An artisan team. Every veneer is custom made to match an individual patient's tooth shape and color, handcrafted by a skilled dental technician. There's also an art to the dentist preparing the tooth beforehand and then properly positioning the veneer for bonding to achieve the most attractive result. Be sure, then, that your veneer "team" comes highly recommended by others.

The best materials. The first porcelains were powdered glass ceramics mixed with water to form a paste. Technicians shaped the paste in successive layers and as it oven-cured it took on the beautiful translucence of natural teeth. Unfortunately, this type of porcelain could be brittle and prone to shattering when subjected to heavy biting forces. In recent years, though, we've begun to use ceramics reinforced with other materials like Leucite for added strength. Today, the materials dentists use have much better durability.

If you would like more information on porcelain veneers, please contact us or schedule an appointment for a consultation. You can also learn more about this topic by reading the Dear Doctor magazine article “Porcelain Veneers.”

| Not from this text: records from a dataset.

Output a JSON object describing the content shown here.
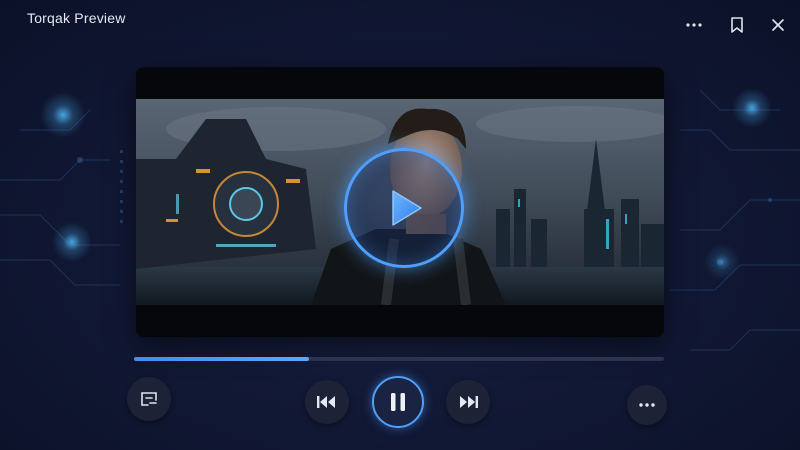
{
  "window": {
    "title": "Torqak Preview"
  },
  "titlebar": {
    "more_icon": "ellipsis-horizontal-icon",
    "bookmark_icon": "bookmark-icon",
    "close_icon": "close-icon"
  },
  "player": {
    "progress": 0.33,
    "overlay_icon": "play-icon",
    "controls": {
      "playlist_icon": "playlist-icon",
      "previous_icon": "skip-previous-icon",
      "pause_icon": "pause-icon",
      "next_icon": "skip-next-icon",
      "more_icon": "ellipsis-horizontal-icon"
    }
  },
  "colors": {
    "accent": "#4f9fff",
    "background": "#121936",
    "control_bg": "#1d2236"
  }
}
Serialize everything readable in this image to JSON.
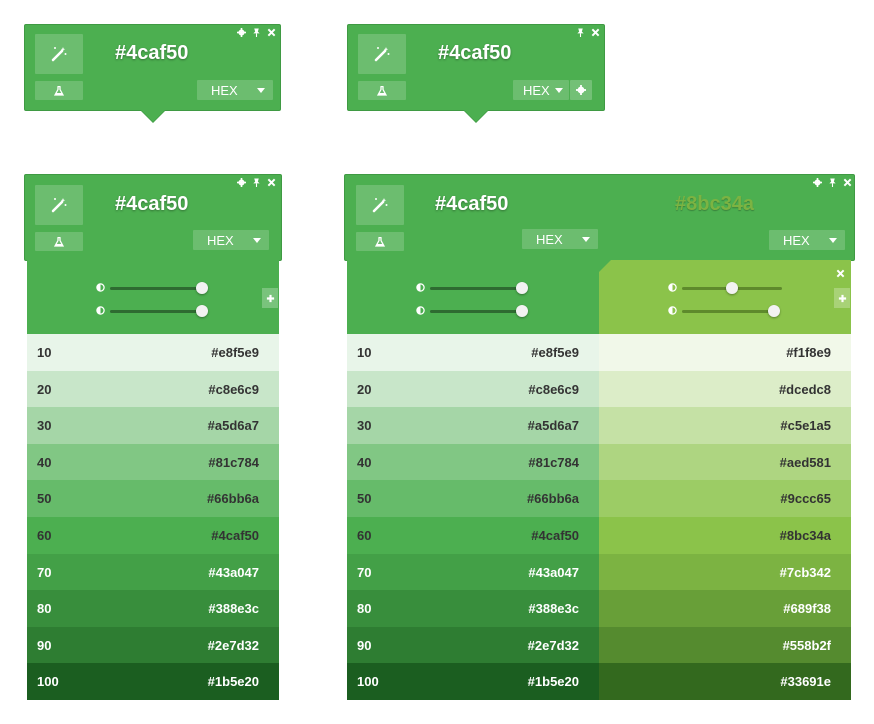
{
  "primary_hex": "#4caf50",
  "secondary_hex": "#8bc34a",
  "format_label": "HEX",
  "colors": {
    "primary": "#4caf50",
    "secondary": "#8bc34a"
  },
  "icons": {
    "wand": "magic-wand-icon",
    "flask": "flask-icon",
    "gear": "gear-icon",
    "pin": "pin-icon",
    "close": "close-icon",
    "contrast": "contrast-icon",
    "add": "plus-icon"
  },
  "steps": [
    "10",
    "20",
    "30",
    "40",
    "50",
    "60",
    "70",
    "80",
    "90",
    "100"
  ],
  "primary_shades": [
    "#e8f5e9",
    "#c8e6c9",
    "#a5d6a7",
    "#81c784",
    "#66bb6a",
    "#4caf50",
    "#43a047",
    "#388e3c",
    "#2e7d32",
    "#1b5e20"
  ],
  "secondary_shades": [
    "#f1f8e9",
    "#dcedc8",
    "#c5e1a5",
    "#aed581",
    "#9ccc65",
    "#8bc34a",
    "#7cb342",
    "#689f38",
    "#558b2f",
    "#33691e"
  ],
  "sliders": {
    "primary": [
      1.0,
      1.0
    ],
    "secondary": [
      0.5,
      1.0
    ]
  }
}
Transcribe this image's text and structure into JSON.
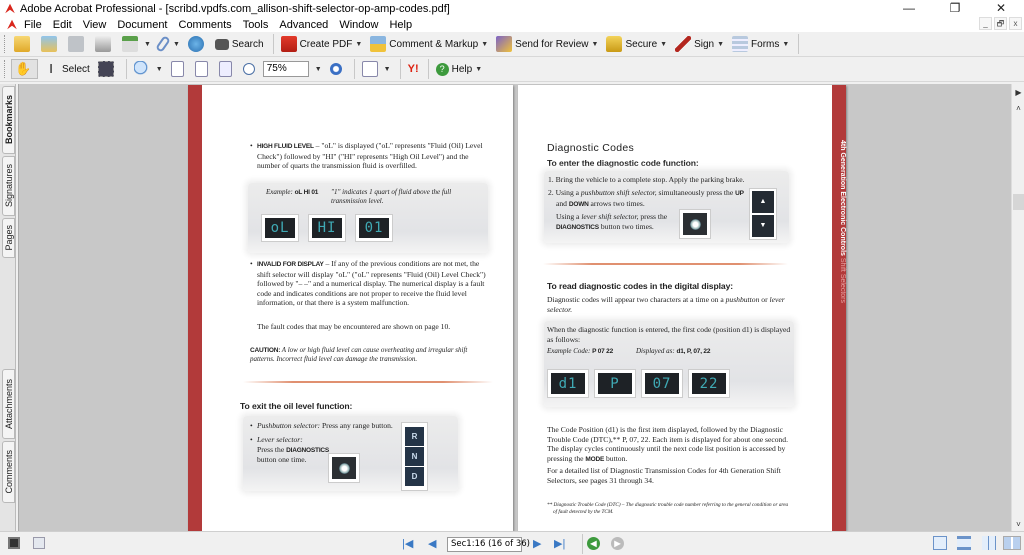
{
  "window": {
    "title": "Adobe Acrobat Professional - [scribd.vpdfs.com_allison-shift-selector-op-amp-codes.pdf]",
    "controls": {
      "minimize": "—",
      "restore": "❐",
      "close": "✕"
    },
    "mdi_controls": {
      "minimize": "_",
      "restore": "🗗",
      "close": "x"
    }
  },
  "menubar": {
    "items": [
      "File",
      "Edit",
      "View",
      "Document",
      "Comments",
      "Tools",
      "Advanced",
      "Window",
      "Help"
    ]
  },
  "toolbar1": {
    "search_label": "Search",
    "create_pdf_label": "Create PDF",
    "comment_markup_label": "Comment & Markup",
    "send_review_label": "Send for Review",
    "secure_label": "Secure",
    "sign_label": "Sign",
    "forms_label": "Forms"
  },
  "toolbar2": {
    "select_label": "Select",
    "zoom_value": "75%",
    "help_label": "Help",
    "yahoo_label": "Y!"
  },
  "nav_tabs": {
    "top": [
      "Bookmarks",
      "Signatures",
      "Pages"
    ],
    "bottom": [
      "Attachments",
      "Comments"
    ]
  },
  "left_page": {
    "high_fluid": {
      "title": "HIGH FLUID LEVEL",
      "text_a": " – \"oL\" is displayed (\"oL\" represents \"Fluid (Oil) Level Check\") followed by \"HI\" (\"HI\" represents \"High Oil Level\") and the number of quarts the transmission fluid is overfilled.",
      "example_label": "Example:",
      "example_value": "oL HI 01",
      "example_note": "\"1\" indicates 1 quart of fluid above the full transmission level.",
      "displays": [
        "oL",
        "HI",
        "01"
      ]
    },
    "invalid": {
      "title": "INVALID FOR DISPLAY",
      "text": " – If any of the previous conditions are not met, the shift selector will display \"oL\" (\"oL\" represents \"Fluid (Oil) Level Check\") followed by \"– –\" and a numerical display. The numerical display is a fault code and indicates conditions are not proper to receive the fluid level information, or that there is a system malfunction.",
      "fault_codes": "The fault codes that may be encountered are shown on page 10."
    },
    "caution": {
      "label": "CAUTION:",
      "text": " A low or high fluid level can cause overheating and irregular shift patterns. Incorrect fluid level can damage the transmission."
    },
    "exit": {
      "heading": "To exit the oil level function:",
      "pushbutton_label": "Pushbutton selector:",
      "pushbutton_text": " Press any range button.",
      "lever_label": "Lever selector:",
      "lever_text_a": "Press the ",
      "lever_text_b": "DIAGNOSTICS",
      "lever_text_c": " button one time.",
      "range_buttons": [
        "R",
        "N",
        "D"
      ]
    }
  },
  "right_page": {
    "title": "Diagnostic Codes",
    "enter": {
      "heading": "To enter the diagnostic code function:",
      "step1": "1. Bring the vehicle to a complete stop. Apply the parking brake.",
      "step2_a": "2. Using a ",
      "step2_b": "pushbutton shift selector,",
      "step2_c": " simultaneously press the ",
      "step2_d": "UP",
      "step2_e": " and ",
      "step2_f": "DOWN",
      "step2_g": " arrows two times.",
      "lever_a": "Using a ",
      "lever_b": "lever shift selector,",
      "lever_c": " press the ",
      "lever_d": "DIAGNOSTICS",
      "lever_e": " button two times."
    },
    "read": {
      "heading": "To read diagnostic codes in the digital display:",
      "intro_a": "Diagnostic codes will appear two characters at a time on a ",
      "intro_b": "pushbutton",
      "intro_c": " or ",
      "intro_d": "lever selector.",
      "entered": "When the diagnostic function is entered, the first code (position d1) is displayed as follows:",
      "example_label": "Example Code:",
      "example_value": "P 07 22",
      "displayed_label": "Displayed as:",
      "displayed_value": "d1, P, 07, 22",
      "displays": [
        "d1",
        "P",
        "07",
        "22"
      ]
    },
    "code_position": "The Code Position (d1) is the first item displayed, followed by the Diagnostic Trouble Code (DTC),** P, 07, 22. Each item is displayed for about one second. The display cycles continuously until the next code list position is accessed by pressing the ",
    "mode_label": "MODE",
    "code_position_end": " button.",
    "detailed_list": "For a detailed list of Diagnostic Transmission Codes for 4th Generation Shift Selectors, see pages 31 through 34.",
    "footnote_a": "** Diagnostic Trouble Code (DTC) –",
    "footnote_b": " The diagnostic trouble code number referring to the general condition or area of fault detected by the TCM.",
    "side_tab_bold": "4th Generation Electronic Controls",
    "side_tab_light": " Shift Selectors"
  },
  "statusbar": {
    "page_indicator": "Sec1:16  (16 of 36)"
  }
}
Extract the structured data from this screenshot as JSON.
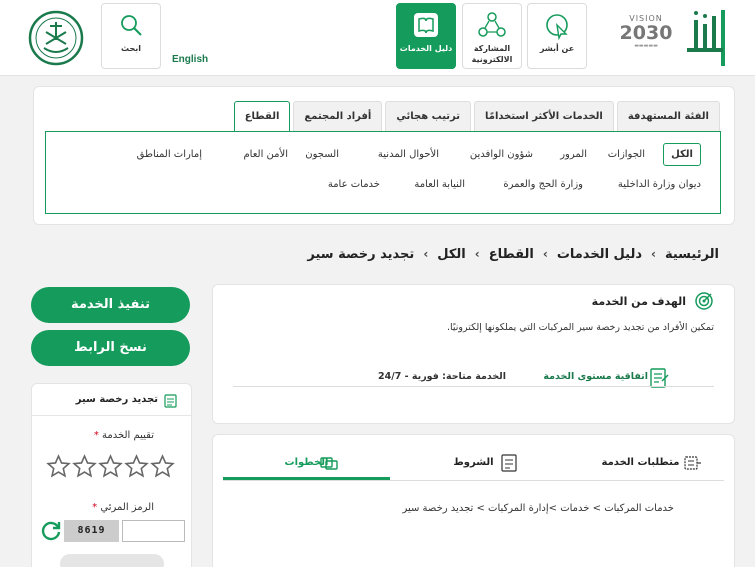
{
  "header": {
    "vision_label": "VISION",
    "vision_year": "2030",
    "buttons": [
      {
        "label": "عن أبشر",
        "icon": "cursor-click-icon"
      },
      {
        "label": "المشاركة الالكترونية",
        "icon": "network-icon"
      },
      {
        "label": "دليل الخدمات",
        "icon": "book-icon",
        "active": true
      },
      {
        "label": "ابحث",
        "icon": "search-icon"
      }
    ],
    "language": "English"
  },
  "sector_tabs": [
    "القطاع",
    "أفراد المجتمع",
    "ترتيب هجائي",
    "الخدمات الأكثر استخدامًا",
    "الفئة المستهدفة"
  ],
  "sectors_row1": [
    "الكل",
    "الجوازات",
    "المرور",
    "شؤون الوافدين",
    "الأحوال المدنية",
    "السجون",
    "الأمن العام",
    "إمارات المناطق"
  ],
  "sectors_row2": [
    "ديوان وزارة الداخلية",
    "وزارة الحج والعمرة",
    "النيابة العامة",
    "خدمات عامة"
  ],
  "breadcrumb": [
    "الرئيسية",
    "دليل الخدمات",
    "القطاع",
    "الكل",
    "تجديد رخصة سير"
  ],
  "goal": {
    "title": "الهدف من الخدمة",
    "text": "تمكين الأفراد من تجديد رخصة سير المركبات التي يملكونها إلكترونيًا.",
    "sla": "اتفاقية مستوى الخدمة",
    "availability": "الخدمة متاحة: فورية - 24/7"
  },
  "steps_tabs": [
    "الخطوات",
    "الشروط",
    "متطلبات الخدمة"
  ],
  "steps_path": "خدمات المركبات > خدمات >إدارة المركبات > تجديد رخصة سير",
  "actions": {
    "execute": "تنفيذ الخدمة",
    "copy_link": "نسخ الرابط"
  },
  "rating": {
    "title": "تجديد رخصة سير",
    "rate_label": "تقييم الخدمة",
    "captcha_label": "الرمز المرئي",
    "required_mark": "*",
    "captcha_text": "8619",
    "star_count": 5
  },
  "colors": {
    "primary": "#159b5b",
    "accent_text": "#1a7a4c"
  }
}
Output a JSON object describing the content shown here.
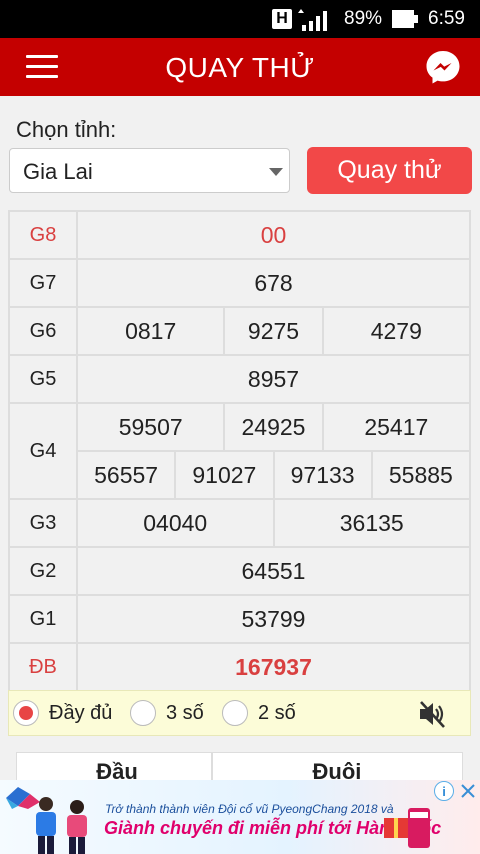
{
  "status_bar": {
    "network_type": "H",
    "battery_percent": "89%",
    "time": "6:59",
    "icons": [
      "h-network-icon",
      "signal-icon",
      "battery-icon"
    ]
  },
  "app_bar": {
    "title": "QUAY THỬ",
    "icons": [
      "menu-icon",
      "messenger-icon"
    ],
    "color": "#c40000"
  },
  "form": {
    "province_label": "Chọn tỉnh:",
    "province_selected": "Gia Lai",
    "spin_button": "Quay thử"
  },
  "results": {
    "g8": {
      "label": "G8",
      "values": [
        "00"
      ]
    },
    "g7": {
      "label": "G7",
      "values": [
        "678"
      ]
    },
    "g6": {
      "label": "G6",
      "values": [
        "0817",
        "9275",
        "4279"
      ]
    },
    "g5": {
      "label": "G5",
      "values": [
        "8957"
      ]
    },
    "g4": {
      "label": "G4",
      "values": [
        "59507",
        "24925",
        "25417",
        "56557",
        "91027",
        "97133",
        "55885"
      ]
    },
    "g3": {
      "label": "G3",
      "values": [
        "04040",
        "36135"
      ]
    },
    "g2": {
      "label": "G2",
      "values": [
        "64551"
      ]
    },
    "g1": {
      "label": "G1",
      "values": [
        "53799"
      ]
    },
    "db": {
      "label": "ĐB",
      "values": [
        "167937"
      ]
    },
    "highlight_color": "#d94040"
  },
  "display_options": {
    "items": [
      {
        "label": "Đầy đủ",
        "selected": true
      },
      {
        "label": "3 số",
        "selected": false
      },
      {
        "label": "2 số",
        "selected": false
      }
    ],
    "mute_icon": "speaker-muted-icon"
  },
  "bottom_tabs": [
    "Đầu",
    "Đuôi"
  ],
  "ad": {
    "line1": "Trở thành thành viên Đội cổ vũ PyeongChang 2018 và",
    "line2": "Giành chuyến đi miễn phí tới Hàn Quốc",
    "info_icon": "i"
  }
}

This website includes materials that are protected by copyright, or other proprietary rights. Transmission or reproduction of protected items beyond that allowed by fair use, as defined in the copyright laws, requires the written permission of the copyright owners.